“He was so interested in what others were doing that he would devote a great deal of time to discussing their problems or to writing in reply to requests for criticism and advice. This was in its way a continuation of his teaching, and constitutes a part of his great contribution. His letters contain many important bits of interpretation, many flashes of insight and inspiration, that will lose the wider influence they might have unless gathered in one place and made available. The bulk of his correspondence has been deposited in the Huntington Library. His own copies of many letters are there, and other letters are being sought, especially those written in his own hand. These will be accessible to those who are competent to use them in the interests of scholarship and, when combined with his notes, the reprinting of his essays, and the publication of his larger work, will serve to carry on the influence of an original, keen, exploring mind.”



Outline studies in the history of the Northwest, prepared by Frederick J. Turner. Chicago: C.H. Kerr, 1888.

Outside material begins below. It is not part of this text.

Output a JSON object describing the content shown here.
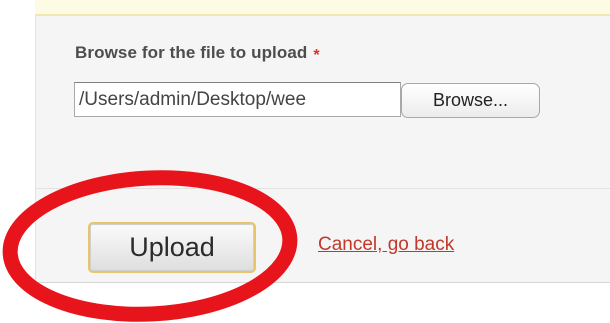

A half century of American politics, 1789-1840. Madison, Tracy, Gibbs & co., printers, 1894.

The significance of the frontier in American history, by Frederick Jackson Turner (From Proceedings of the forty-first annual meeting of the State Historical Society of Wisconsin) Madison, State Historical Society of Wisconsin, 1894. The frontier in American history / Frederick Jackson Turner. New York : Dover Publications, 1996.

The West as a field for historical study. Madison, State historical society of Wisconsin, 1897

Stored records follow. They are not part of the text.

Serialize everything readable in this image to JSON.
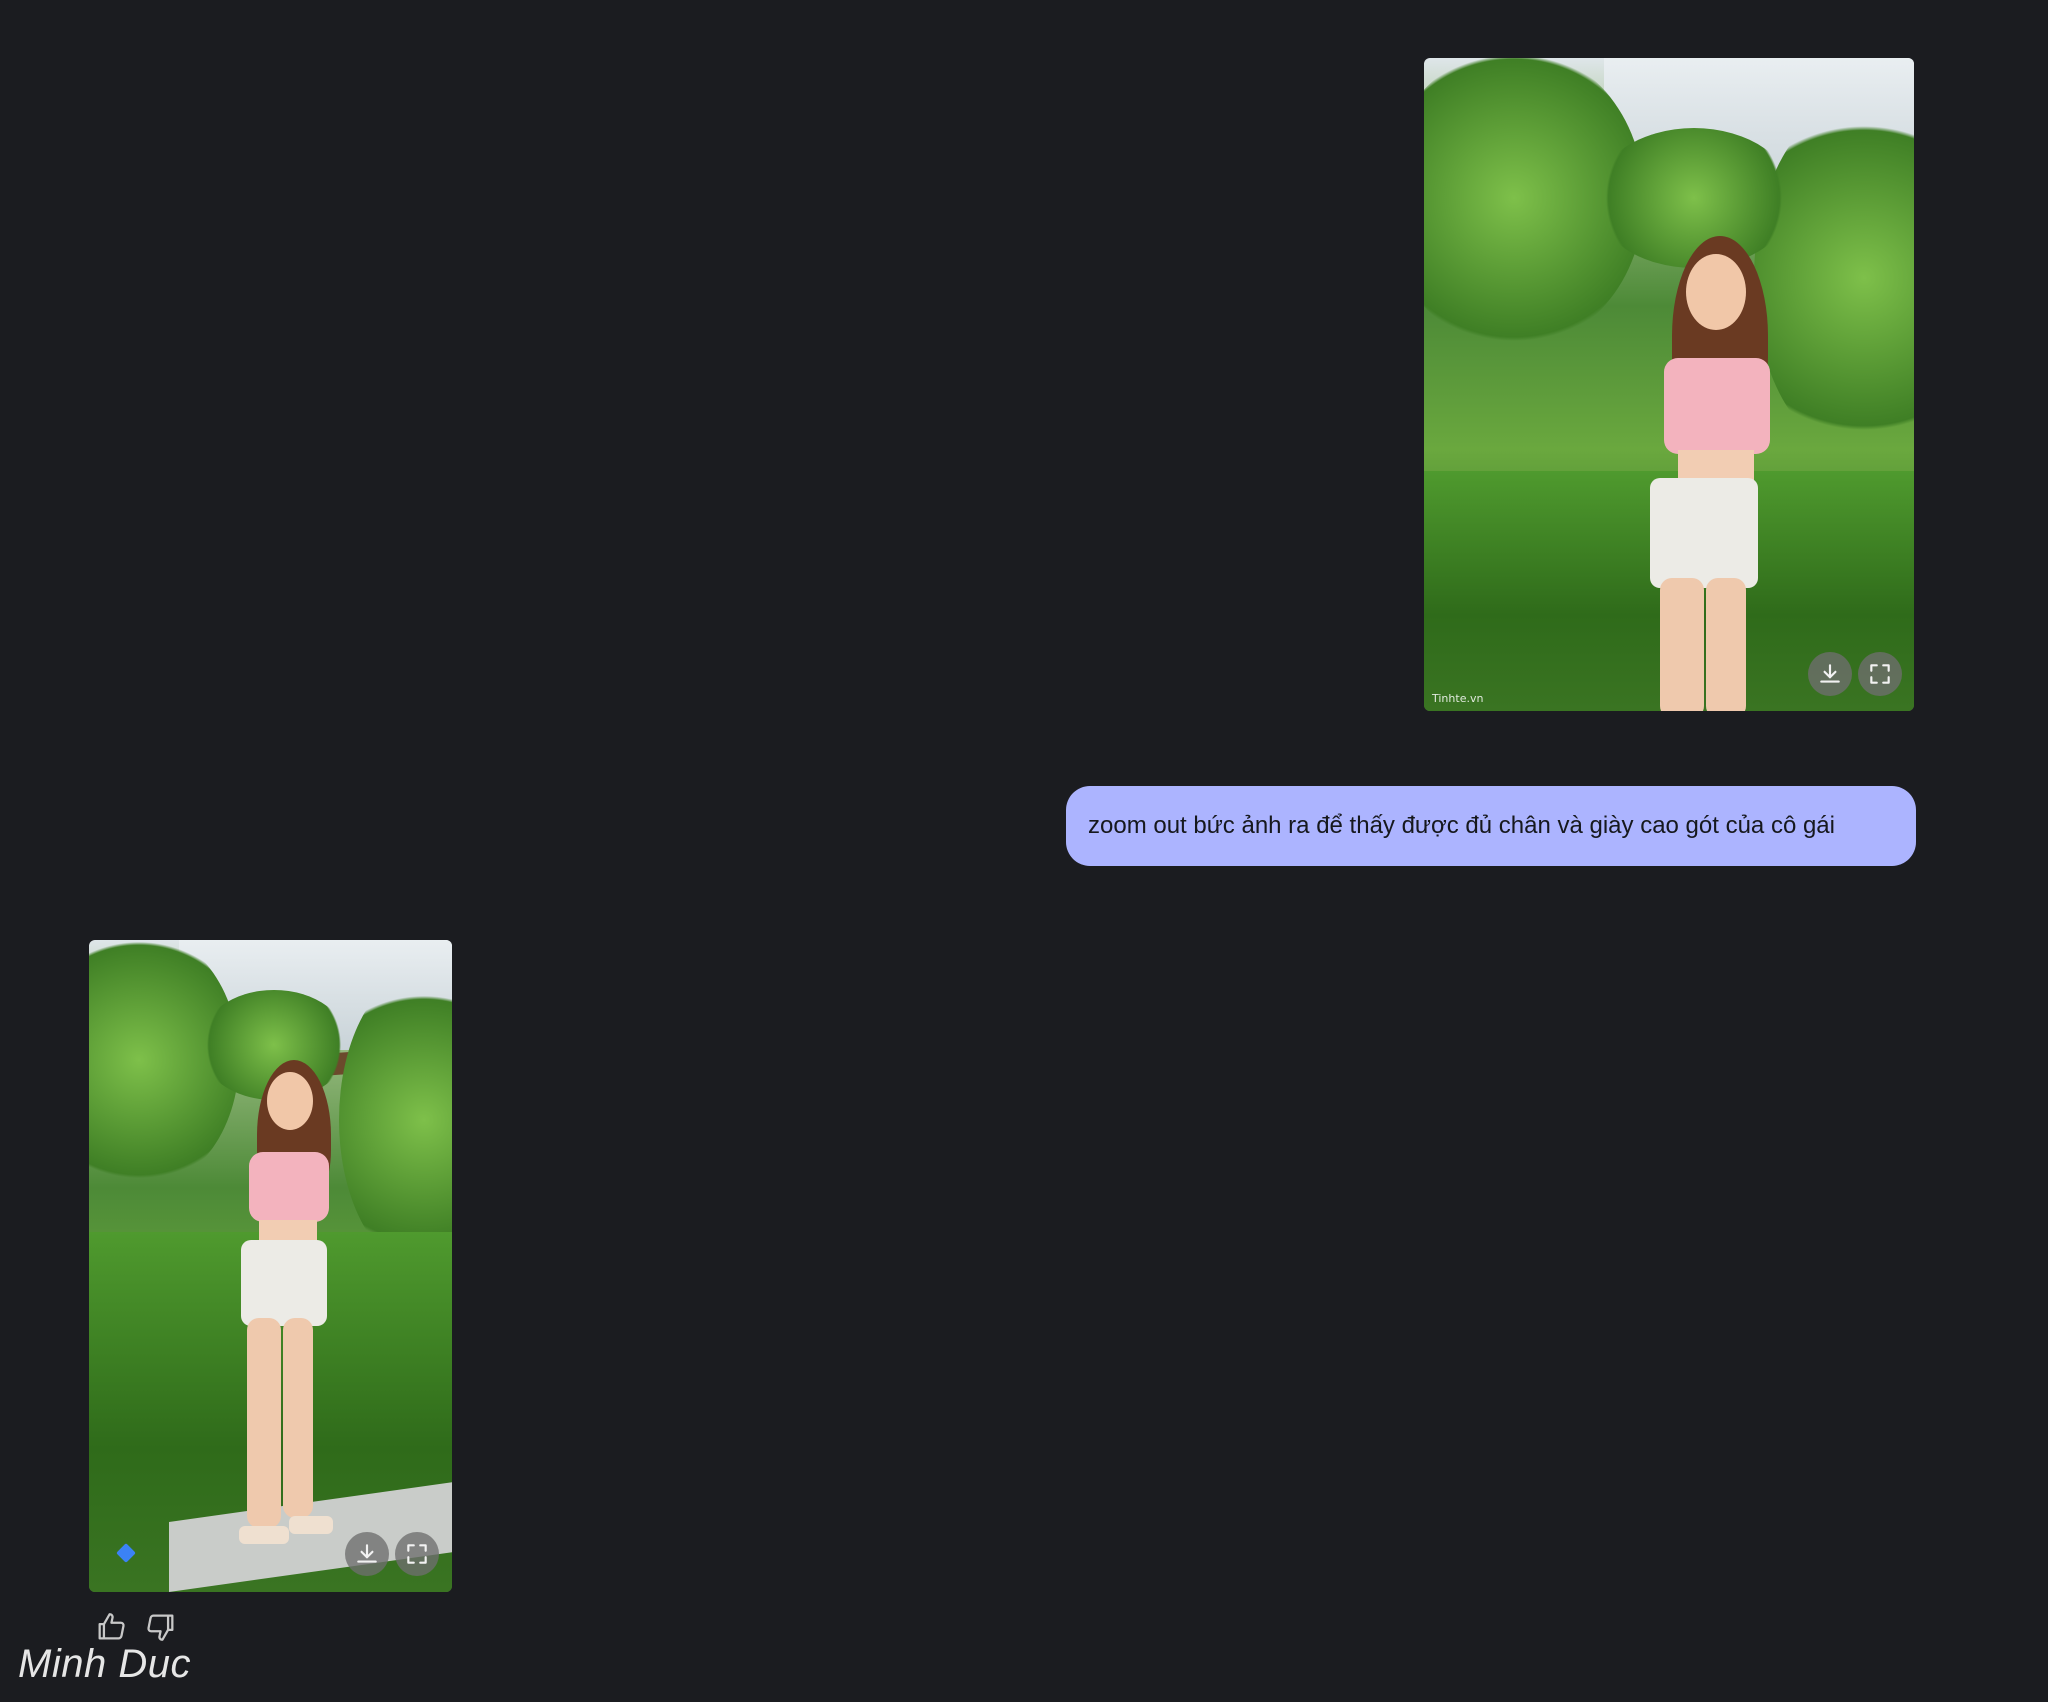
{
  "user_message": {
    "image_watermark": "Tinhte.vn",
    "text": "zoom out bức ảnh ra để thấy được đủ chân và giày cao gót của cô gái"
  },
  "image_actions": {
    "download_icon": "download-icon",
    "fullscreen_icon": "fullscreen-icon"
  },
  "response": {
    "feedback": {
      "like_icon": "thumbs-up-icon",
      "dislike_icon": "thumbs-down-icon"
    },
    "brand_icon": "gemini-spark-icon"
  },
  "signature": "Minh Duc",
  "colors": {
    "background": "#1b1c20",
    "user_bubble": "#acb4ff",
    "bubble_text": "#16181d"
  }
}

The policy of France towards the Mississippi Valley in the period of Washington and Adams. New York, 1905.

The colonization of the West, 1820-1830. New York, 1906.

Rise of the new West, 1819-1829, by Frederick Jackson Turner. New York and London: Harper & brothers, 1906; Reprint, Gloucester, Mass., P. Smith, 1961.

Is sectionalism in America dying away? By Professor Frederick J. Turner. Chicago: Printed at the University of Chicago Press, 1908.

Guide to the study of American history; Rev. and augm. ed. Boston, Ginn & company, 1912.

The frontier in American history, by Frederick Jackson Turner. New York, H. Holt and Company, 1920.

The United States, 1830-1850; the nation and its sections, by Frederick Jackson Turner; with an introduction by Avery Craven. New York, H. Holt and company [1935]

The historical world of Frederick Jackson Turner, with selections from his correspondence. Narrative by Wilbur R. Jacobs. New Haven, Yale University Press, 1968.

History, frontier, and section: three essays, by Frederick Jackson Turner; introduction by Martin Ridge. 1st ed. Albuquerque: University of New Mexico Press, 1993.

Rereading Frederick Jackson Turner: “The significance of the frontier in American history”, and other essays, with commentary by John Mack Faragher. New Haven: Yale University Press, 1998.